  4. . A novel VNTR enhancer within the SIRT3 gene, a human homologue of SIR2, is associated with survival at oldest ages. Genomics. 2005 Feb;85(2):258-63. PubMed.
  5. . Plasma acetate turnover and oxidation. J Clin Invest. 1979 Sep;64(3):708-13. PubMed.
  6. . SIRT1 protects against microglia-dependent amyloid-beta toxicity through inhibiting NF-kappaB signaling. J Biol Chem. 2005 Dec 2;280(48):40364-74. PubMed.
  7. . Resveratrol promotes clearance of Alzheimer's disease amyloid-beta peptides. J Biol Chem. 2005 Nov 11;280(45):37377-82. PubMed.

Further Reading


  1. . Resveratrol--a boon for treating Alzheimer's disease?. Brain Res Rev. 2006 Sep;52(2):316-26. PubMed.

Primary Papers

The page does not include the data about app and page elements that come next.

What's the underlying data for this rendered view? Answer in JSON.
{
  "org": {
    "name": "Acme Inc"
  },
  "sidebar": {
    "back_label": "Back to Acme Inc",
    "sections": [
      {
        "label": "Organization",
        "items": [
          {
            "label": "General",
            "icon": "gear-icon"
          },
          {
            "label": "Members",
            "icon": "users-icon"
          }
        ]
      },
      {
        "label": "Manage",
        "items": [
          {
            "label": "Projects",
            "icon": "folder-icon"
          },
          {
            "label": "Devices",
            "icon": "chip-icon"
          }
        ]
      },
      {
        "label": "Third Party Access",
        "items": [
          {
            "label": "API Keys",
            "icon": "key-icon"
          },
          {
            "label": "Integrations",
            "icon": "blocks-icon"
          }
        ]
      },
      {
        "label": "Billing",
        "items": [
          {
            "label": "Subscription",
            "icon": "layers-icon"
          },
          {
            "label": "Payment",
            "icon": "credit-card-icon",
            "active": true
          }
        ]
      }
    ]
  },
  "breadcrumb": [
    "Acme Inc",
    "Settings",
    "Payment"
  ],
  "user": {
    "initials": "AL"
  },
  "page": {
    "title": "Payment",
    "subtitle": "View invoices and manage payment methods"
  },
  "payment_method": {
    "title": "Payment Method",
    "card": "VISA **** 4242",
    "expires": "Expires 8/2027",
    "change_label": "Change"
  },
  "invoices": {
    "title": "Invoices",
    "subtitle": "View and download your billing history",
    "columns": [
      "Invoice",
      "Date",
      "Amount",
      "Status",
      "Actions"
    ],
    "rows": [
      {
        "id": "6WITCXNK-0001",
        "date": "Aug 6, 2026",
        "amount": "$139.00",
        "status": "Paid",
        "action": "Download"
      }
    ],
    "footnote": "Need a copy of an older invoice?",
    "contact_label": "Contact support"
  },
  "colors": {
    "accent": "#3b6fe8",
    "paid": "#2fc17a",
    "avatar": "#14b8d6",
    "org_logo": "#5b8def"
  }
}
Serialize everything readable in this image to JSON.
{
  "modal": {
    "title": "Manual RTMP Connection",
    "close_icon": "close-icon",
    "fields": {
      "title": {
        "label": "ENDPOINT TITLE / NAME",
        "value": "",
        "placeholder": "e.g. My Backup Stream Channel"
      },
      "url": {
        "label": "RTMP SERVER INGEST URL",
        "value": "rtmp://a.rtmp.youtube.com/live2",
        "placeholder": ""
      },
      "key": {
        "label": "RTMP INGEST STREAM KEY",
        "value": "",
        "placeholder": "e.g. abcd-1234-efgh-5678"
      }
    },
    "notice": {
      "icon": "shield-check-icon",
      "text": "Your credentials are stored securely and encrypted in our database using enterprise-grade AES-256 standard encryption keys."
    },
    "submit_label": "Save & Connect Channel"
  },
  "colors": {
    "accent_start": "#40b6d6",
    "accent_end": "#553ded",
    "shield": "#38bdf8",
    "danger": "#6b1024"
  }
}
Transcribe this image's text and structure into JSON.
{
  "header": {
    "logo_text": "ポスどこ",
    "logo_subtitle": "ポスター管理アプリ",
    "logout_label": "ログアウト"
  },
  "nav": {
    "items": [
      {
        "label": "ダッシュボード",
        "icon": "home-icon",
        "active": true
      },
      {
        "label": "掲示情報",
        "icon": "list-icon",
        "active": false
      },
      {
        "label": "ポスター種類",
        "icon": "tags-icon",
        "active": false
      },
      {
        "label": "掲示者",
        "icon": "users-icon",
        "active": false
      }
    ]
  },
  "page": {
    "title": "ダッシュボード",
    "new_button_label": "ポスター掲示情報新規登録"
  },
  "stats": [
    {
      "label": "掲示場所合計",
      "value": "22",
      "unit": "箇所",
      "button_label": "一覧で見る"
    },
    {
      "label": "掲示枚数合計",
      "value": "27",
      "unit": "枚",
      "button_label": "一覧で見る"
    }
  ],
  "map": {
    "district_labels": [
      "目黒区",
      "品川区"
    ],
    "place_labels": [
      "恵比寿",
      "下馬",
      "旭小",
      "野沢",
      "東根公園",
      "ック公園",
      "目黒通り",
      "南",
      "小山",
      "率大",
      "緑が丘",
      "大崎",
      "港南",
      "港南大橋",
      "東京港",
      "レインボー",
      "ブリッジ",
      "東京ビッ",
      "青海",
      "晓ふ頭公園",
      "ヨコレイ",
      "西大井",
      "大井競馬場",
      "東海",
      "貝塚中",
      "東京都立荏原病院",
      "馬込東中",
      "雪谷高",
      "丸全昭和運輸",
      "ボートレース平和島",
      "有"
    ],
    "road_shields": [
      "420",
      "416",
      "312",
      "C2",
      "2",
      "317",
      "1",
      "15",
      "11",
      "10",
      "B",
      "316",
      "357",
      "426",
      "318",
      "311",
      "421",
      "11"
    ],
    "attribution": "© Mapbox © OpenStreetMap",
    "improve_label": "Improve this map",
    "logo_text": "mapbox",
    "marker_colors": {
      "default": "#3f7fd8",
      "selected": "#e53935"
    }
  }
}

  1. . Sirtuins deacetylate and activate mammalian acetyl-CoA synthetases. Proc Natl Acad Sci U S A. 2006 Jul 5;103(27):10230-5. PubMed.
  2. . Small molecule-based reversible reprogramming of cellular lifespan. Nat Chem Biol. 2006 Jul;2(7):369-74. PubMed. RETRACTED
  3. . Neuronal SIRT1 activation as a novel mechanism underlying the prevention of Alzheimer disease amyloid neuropathology by calorie restriction. J Biol Chem. 2006 Aug 4;281(31):21745-54. PubMed.